_EXERCISE BRIEF_
Please reproduce all of the entries exactly, without omitting any.

Entries from a dataset of interfaces:
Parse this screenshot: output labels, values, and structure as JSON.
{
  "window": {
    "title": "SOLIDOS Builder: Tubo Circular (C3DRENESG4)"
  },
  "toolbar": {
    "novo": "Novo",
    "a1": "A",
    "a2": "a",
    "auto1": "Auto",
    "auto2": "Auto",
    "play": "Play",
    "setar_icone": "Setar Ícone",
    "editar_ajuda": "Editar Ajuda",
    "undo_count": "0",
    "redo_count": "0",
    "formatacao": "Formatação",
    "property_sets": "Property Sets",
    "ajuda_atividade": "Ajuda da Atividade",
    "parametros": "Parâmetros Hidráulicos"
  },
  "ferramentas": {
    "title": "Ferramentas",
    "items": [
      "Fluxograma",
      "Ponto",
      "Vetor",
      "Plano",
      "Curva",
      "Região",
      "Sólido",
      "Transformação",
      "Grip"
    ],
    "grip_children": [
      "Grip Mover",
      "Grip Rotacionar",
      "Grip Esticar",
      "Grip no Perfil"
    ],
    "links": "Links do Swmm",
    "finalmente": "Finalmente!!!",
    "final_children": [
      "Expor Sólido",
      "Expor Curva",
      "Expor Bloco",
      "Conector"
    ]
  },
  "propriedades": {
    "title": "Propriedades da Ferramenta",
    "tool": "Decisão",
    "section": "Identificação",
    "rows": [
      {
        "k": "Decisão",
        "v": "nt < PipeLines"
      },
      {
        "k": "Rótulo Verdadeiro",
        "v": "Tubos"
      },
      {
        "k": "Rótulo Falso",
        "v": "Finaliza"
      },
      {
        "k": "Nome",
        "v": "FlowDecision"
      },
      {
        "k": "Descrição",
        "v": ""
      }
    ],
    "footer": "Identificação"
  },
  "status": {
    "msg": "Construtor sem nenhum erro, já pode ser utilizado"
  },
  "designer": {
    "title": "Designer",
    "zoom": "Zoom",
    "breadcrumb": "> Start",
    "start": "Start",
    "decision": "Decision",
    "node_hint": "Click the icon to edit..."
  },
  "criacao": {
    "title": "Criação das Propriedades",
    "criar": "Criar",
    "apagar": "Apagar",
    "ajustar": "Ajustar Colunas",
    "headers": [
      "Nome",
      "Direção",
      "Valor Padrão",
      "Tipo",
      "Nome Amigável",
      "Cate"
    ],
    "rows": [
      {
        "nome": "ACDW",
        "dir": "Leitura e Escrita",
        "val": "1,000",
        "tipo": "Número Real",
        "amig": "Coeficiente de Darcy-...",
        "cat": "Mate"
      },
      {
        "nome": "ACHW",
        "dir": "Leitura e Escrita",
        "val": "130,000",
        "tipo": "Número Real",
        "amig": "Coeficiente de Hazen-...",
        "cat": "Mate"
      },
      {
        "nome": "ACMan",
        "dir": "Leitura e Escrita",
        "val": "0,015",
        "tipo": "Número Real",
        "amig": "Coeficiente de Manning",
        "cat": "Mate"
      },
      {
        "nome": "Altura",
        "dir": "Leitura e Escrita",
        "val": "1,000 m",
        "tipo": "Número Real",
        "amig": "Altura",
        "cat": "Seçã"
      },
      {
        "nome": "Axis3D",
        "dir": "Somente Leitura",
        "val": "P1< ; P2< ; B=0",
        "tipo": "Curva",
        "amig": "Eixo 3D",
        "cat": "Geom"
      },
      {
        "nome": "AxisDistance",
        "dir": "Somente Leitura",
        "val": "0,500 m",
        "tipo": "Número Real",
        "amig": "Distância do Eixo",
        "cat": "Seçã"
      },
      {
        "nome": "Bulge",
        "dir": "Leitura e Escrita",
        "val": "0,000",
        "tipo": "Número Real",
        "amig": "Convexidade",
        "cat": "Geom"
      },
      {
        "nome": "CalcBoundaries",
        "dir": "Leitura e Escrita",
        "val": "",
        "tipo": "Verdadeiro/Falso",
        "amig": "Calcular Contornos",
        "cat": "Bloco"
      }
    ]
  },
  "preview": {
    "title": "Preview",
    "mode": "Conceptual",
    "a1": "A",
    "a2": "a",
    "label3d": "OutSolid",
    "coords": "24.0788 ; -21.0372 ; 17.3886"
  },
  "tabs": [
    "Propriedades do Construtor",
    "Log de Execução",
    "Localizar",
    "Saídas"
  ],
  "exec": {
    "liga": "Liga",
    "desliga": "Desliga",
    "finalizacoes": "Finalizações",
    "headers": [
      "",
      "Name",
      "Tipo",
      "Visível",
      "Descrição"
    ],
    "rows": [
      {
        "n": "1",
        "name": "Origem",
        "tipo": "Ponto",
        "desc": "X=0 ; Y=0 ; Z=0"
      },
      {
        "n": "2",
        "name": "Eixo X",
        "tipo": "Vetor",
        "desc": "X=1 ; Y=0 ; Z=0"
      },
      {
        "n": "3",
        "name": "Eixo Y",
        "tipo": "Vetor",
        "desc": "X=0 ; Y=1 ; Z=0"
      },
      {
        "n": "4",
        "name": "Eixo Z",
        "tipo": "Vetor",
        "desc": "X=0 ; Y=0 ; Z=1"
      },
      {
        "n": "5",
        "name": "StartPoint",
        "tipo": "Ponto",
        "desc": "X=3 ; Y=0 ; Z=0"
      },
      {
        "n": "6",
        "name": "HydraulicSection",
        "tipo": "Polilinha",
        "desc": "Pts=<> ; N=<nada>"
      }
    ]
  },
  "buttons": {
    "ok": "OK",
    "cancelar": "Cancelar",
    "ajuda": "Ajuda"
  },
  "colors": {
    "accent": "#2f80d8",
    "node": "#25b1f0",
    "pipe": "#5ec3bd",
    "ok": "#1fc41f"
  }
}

_COMPLETED EXERCISE_
Parse this screenshot: output labels, values, and structure as JSON.
{
  "window": {
    "title": "SOLIDOS Builder: Tubo Circular (C3DRENESG4)"
  },
  "toolbar": {
    "novo": "Novo",
    "a1": "A",
    "a2": "a",
    "auto1": "Auto",
    "auto2": "Auto",
    "play": "Play",
    "setar_icone": "Setar Ícone",
    "editar_ajuda": "Editar Ajuda",
    "undo_count": "0",
    "redo_count": "0",
    "formatacao": "Formatação",
    "property_sets": "Property Sets",
    "ajuda_atividade": "Ajuda da Atividade",
    "parametros": "Parâmetros Hidráulicos"
  },
  "ferramentas": {
    "title": "Ferramentas",
    "items": [
      "Fluxograma",
      "Ponto",
      "Vetor",
      "Plano",
      "Curva",
      "Região",
      "Sólido",
      "Transformação",
      "Grip"
    ],
    "grip_children": [
      "Grip Mover",
      "Grip Rotacionar",
      "Grip Esticar",
      "Grip no Perfil"
    ],
    "links": "Links do Swmm",
    "finalmente": "Finalmente!!!",
    "final_children": [
      "Expor Sólido",
      "Expor Curva",
      "Expor Bloco",
      "Conector"
    ]
  },
  "propriedades": {
    "title": "Propriedades da Ferramenta",
    "tool": "Decisão",
    "section": "Identificação",
    "rows": [
      {
        "k": "Decisão",
        "v": "nt < PipeLines"
      },
      {
        "k": "Rótulo Verdadeiro",
        "v": "Tubos"
      },
      {
        "k": "Rótulo Falso",
        "v": "Finaliza"
      },
      {
        "k": "Nome",
        "v": "FlowDecision"
      },
      {
        "k": "Descrição",
        "v": ""
      }
    ],
    "footer": "Identificação"
  },
  "status": {
    "msg": "Construtor sem nenhum erro, já pode ser utilizado"
  },
  "designer": {
    "title": "Designer",
    "zoom": "Zoom",
    "breadcrumb": "> Start",
    "start": "Start",
    "decision": "Decision",
    "node_hint": "Click the icon to edit..."
  },
  "criacao": {
    "title": "Criação das Propriedades",
    "criar": "Criar",
    "apagar": "Apagar",
    "ajustar": "Ajustar Colunas",
    "headers": [
      "Nome",
      "Direção",
      "Valor Padrão",
      "Tipo",
      "Nome Amigável",
      "Cate"
    ],
    "rows": [
      {
        "nome": "ACDW",
        "dir": "Leitura e Escrita",
        "val": "1,000",
        "tipo": "Número Real",
        "amig": "Coeficiente de Darcy-...",
        "cat": "Mate"
      },
      {
        "nome": "ACHW",
        "dir": "Leitura e Escrita",
        "val": "130,000",
        "tipo": "Número Real",
        "amig": "Coeficiente de Hazen-...",
        "cat": "Mate"
      },
      {
        "nome": "ACMan",
        "dir": "Leitura e Escrita",
        "val": "0,015",
        "tipo": "Número Real",
        "amig": "Coeficiente de Manning",
        "cat": "Mate"
      },
      {
        "nome": "Altura",
        "dir": "Leitura e Escrita",
        "val": "1,000 m",
        "tipo": "Número Real",
        "amig": "Altura",
        "cat": "Seçã"
      },
      {
        "nome": "Axis3D",
        "dir": "Somente Leitura",
        "val": "P1< ; P2< ; B=0",
        "tipo": "Curva",
        "amig": "Eixo 3D",
        "cat": "Geom"
      },
      {
        "nome": "AxisDistance",
        "dir": "Somente Leitura",
        "val": "0,500 m",
        "tipo": "Número Real",
        "amig": "Distância do Eixo",
        "cat": "Seçã"
      },
      {
        "nome": "Bulge",
        "dir": "Leitura e Escrita",
        "val": "0,000",
        "tipo": "Número Real",
        "amig": "Convexidade",
        "cat": "Geom"
      },
      {
        "nome": "CalcBoundaries",
        "dir": "Leitura e Escrita",
        "val": "",
        "tipo": "Verdadeiro/Falso",
        "amig": "Calcular Contornos",
        "cat": "Bloco"
      }
    ]
  },
  "preview": {
    "title": "Preview",
    "mode": "Conceptual",
    "a1": "A",
    "a2": "a",
    "label3d": "OutSolid",
    "coords": "24.0788 ; -21.0372 ; 17.3886"
  },
  "tabs": [
    "Propriedades do Construtor",
    "Log de Execução",
    "Localizar",
    "Saídas"
  ],
  "exec": {
    "liga": "Liga",
    "desliga": "Desliga",
    "finalizacoes": "Finalizações",
    "headers": [
      "",
      "Name",
      "Tipo",
      "Visível",
      "Descrição"
    ],
    "rows": [
      {
        "n": "1",
        "name": "Origem",
        "tipo": "Ponto",
        "desc": "X=0 ; Y=0 ; Z=0"
      },
      {
        "n": "2",
        "name": "Eixo X",
        "tipo": "Vetor",
        "desc": "X=1 ; Y=0 ; Z=0"
      },
      {
        "n": "3",
        "name": "Eixo Y",
        "tipo": "Vetor",
        "desc": "X=0 ; Y=1 ; Z=0"
      },
      {
        "n": "4",
        "name": "Eixo Z",
        "tipo": "Vetor",
        "desc": "X=0 ; Y=0 ; Z=1"
      },
      {
        "n": "5",
        "name": "StartPoint",
        "tipo": "Ponto",
        "desc": "X=3 ; Y=0 ; Z=0"
      },
      {
        "n": "6",
        "name": "HydraulicSection",
        "tipo": "Polilinha",
        "desc": "Pts=<> ; N=<nada>"
      }
    ]
  },
  "buttons": {
    "ok": "OK",
    "cancelar": "Cancelar",
    "ajuda": "Ajuda"
  },
  "colors": {
    "accent": "#2f80d8",
    "node": "#25b1f0",
    "pipe": "#5ec3bd",
    "ok": "#1fc41f"
  }
}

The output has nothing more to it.